= Your instructions =
Retrieve every line of the data holding the word "beyondtechnoloycasefit".

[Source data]
********************

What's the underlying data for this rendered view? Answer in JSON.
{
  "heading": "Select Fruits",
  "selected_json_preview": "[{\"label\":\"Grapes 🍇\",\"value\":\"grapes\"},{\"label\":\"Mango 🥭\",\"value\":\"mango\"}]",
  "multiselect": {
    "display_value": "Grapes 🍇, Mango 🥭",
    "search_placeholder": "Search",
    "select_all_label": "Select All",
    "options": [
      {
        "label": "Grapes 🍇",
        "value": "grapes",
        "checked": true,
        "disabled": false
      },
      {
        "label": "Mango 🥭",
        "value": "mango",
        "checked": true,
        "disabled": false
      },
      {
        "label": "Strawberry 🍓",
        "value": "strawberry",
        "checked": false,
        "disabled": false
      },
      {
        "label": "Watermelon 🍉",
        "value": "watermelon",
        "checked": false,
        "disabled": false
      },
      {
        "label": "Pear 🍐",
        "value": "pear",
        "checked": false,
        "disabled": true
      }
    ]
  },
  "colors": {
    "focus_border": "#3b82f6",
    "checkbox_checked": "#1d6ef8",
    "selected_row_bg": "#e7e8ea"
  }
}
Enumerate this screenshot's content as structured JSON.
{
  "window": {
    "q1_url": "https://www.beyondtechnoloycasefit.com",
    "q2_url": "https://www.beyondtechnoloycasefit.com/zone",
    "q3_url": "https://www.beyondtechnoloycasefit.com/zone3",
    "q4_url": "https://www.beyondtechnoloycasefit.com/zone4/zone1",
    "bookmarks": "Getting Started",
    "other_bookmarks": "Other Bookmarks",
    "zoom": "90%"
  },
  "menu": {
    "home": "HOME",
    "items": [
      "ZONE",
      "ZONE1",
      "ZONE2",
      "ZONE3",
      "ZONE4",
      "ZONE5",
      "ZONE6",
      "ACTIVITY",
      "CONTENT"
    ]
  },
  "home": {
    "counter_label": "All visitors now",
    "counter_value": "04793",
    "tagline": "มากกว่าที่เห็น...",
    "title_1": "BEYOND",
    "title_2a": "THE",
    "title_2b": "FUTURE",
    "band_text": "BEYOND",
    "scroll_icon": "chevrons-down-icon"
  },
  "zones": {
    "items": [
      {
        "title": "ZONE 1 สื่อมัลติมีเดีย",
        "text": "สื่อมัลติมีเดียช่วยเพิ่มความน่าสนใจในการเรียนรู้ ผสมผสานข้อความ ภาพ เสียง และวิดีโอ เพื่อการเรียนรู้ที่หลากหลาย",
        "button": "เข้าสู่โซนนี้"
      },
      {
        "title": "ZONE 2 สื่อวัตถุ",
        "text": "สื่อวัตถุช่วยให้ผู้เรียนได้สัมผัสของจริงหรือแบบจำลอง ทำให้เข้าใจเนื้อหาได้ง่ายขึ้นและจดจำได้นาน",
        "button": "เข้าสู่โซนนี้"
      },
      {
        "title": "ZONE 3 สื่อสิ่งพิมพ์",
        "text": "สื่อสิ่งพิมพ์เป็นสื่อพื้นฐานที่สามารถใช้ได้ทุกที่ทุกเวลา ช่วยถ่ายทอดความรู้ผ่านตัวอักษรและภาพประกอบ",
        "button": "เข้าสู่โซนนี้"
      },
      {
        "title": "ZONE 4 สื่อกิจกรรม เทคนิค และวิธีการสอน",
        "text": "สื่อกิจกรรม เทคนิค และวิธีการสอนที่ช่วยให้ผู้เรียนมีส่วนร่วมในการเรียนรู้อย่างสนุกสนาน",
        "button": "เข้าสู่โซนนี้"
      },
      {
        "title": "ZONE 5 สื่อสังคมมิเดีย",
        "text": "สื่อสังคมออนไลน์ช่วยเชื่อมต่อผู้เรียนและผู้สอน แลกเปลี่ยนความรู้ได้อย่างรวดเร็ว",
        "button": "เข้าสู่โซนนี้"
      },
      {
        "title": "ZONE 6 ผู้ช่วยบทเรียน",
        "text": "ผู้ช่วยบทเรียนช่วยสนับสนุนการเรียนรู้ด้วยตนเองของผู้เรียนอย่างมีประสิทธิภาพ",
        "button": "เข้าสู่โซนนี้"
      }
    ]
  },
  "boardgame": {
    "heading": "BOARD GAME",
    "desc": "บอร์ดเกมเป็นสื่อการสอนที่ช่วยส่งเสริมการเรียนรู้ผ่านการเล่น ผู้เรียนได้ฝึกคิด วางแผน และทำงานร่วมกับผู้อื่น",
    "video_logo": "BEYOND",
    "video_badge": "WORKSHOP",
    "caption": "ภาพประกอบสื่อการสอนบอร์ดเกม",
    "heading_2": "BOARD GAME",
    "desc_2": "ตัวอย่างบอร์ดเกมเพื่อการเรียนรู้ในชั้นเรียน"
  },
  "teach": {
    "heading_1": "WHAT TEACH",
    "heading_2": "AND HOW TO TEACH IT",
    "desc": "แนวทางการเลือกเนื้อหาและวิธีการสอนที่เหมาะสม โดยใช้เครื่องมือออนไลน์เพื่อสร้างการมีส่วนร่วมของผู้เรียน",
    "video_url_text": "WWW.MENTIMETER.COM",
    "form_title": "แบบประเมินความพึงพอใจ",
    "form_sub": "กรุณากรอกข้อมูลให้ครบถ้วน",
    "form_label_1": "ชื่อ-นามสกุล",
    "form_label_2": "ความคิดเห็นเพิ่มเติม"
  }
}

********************

= Result of the exercise =
    "q1_url": "https://www.beyondtechnoloycasefit.com",
    "q2_url": "https://www.beyondtechnoloycasefit.com/zone",
    "q3_url": "https://www.beyondtechnoloycasefit.com/zone3",
    "q4_url": "https://www.beyondtechnoloycasefit.com/zone4/zone1",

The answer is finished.